When Windows came out, you had to relearn how to do things over what you knew about DOS. This is no different. The learning curve is far less steep in Windows 8 though, not just for using the operating system and getting access to apps, but now for using a computer in general. Security, mobility, and device integration are all just better in Windows 8. What we need now is application developers to keep working on getting the new apps out the door and start taking advantages of the new technologies.
So what's the answer? How do you go back? Is it dependent on physical keys like my Windows Phone? What happens if you press the Windows key on the keyboard (which is how I always get to the Start menu on W7)?
Watch this video (this is the one I was referring to in my comment): windows.microsoft.com/.../get-started
Repeat after me: "Edges for touch, corners for mouse"
The Start Button on your keyboard brings up the Start Screen. It actually toggles between the most recent Metro app or Desktop (whichever was the most current) and the Start Screen. The Desktop is treated like an app in this respect, although technically, the Desktop is still part of the same shell. Background apps on the Desktop aren't suspended when you switch apps like Metro apps are though.

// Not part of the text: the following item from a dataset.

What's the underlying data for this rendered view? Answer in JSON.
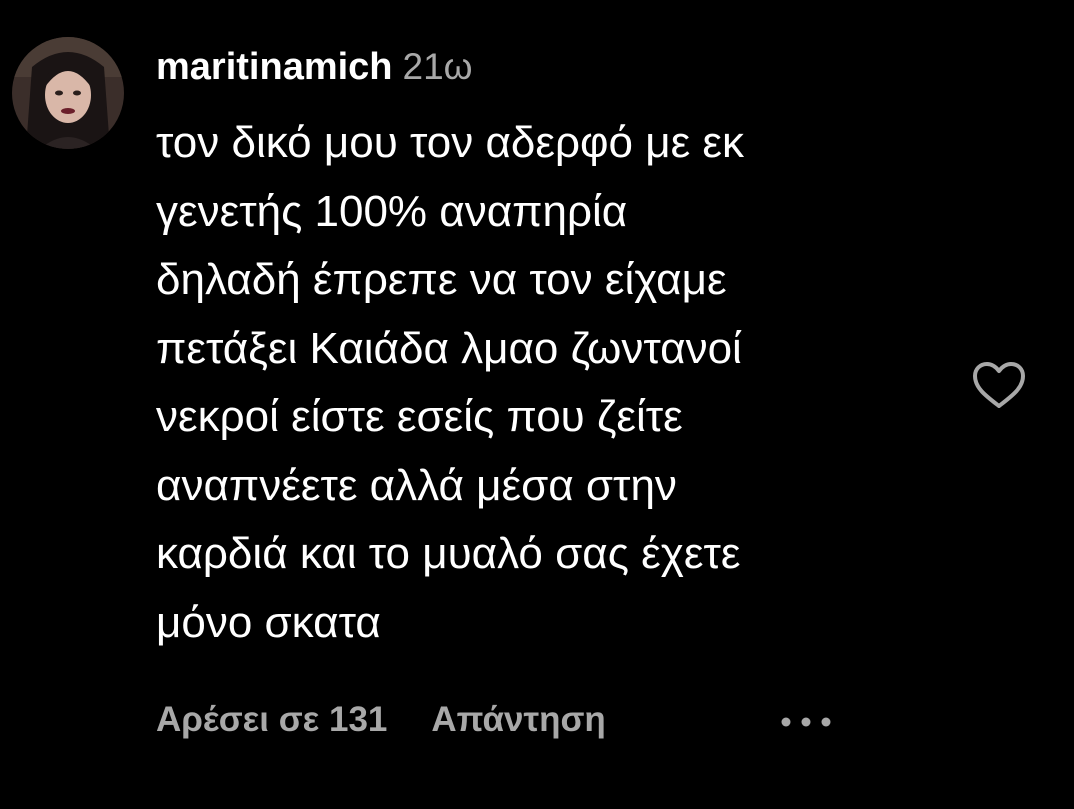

Metro apps have background process API's that allow for networking, audio, general processing, etc., much the same way that iOS does it, so they can still do some work behind the scenes where it makes sense to. However, a fully suspended app will still take up RAM. Metro apps are designed to be shut down automatically and gracefully (meaning saved states, or however the developer wants to do it) by WinRT when resources start getting low on the system. This is a much smarter way of doing multitasking and resource allocation over the old methods though. You shouldn't have to worry about how much RAM your system has free, or how many processes are running at once - to do it manually is just dumb. You shouldn't need to know how to do this, and I know far too many people that think they should micro-manage these kinds of things, but shouldn't. Call me old-fashioned, but the OS should be micro-managing all of the minutia on a computer. Let me just use the blasted thing!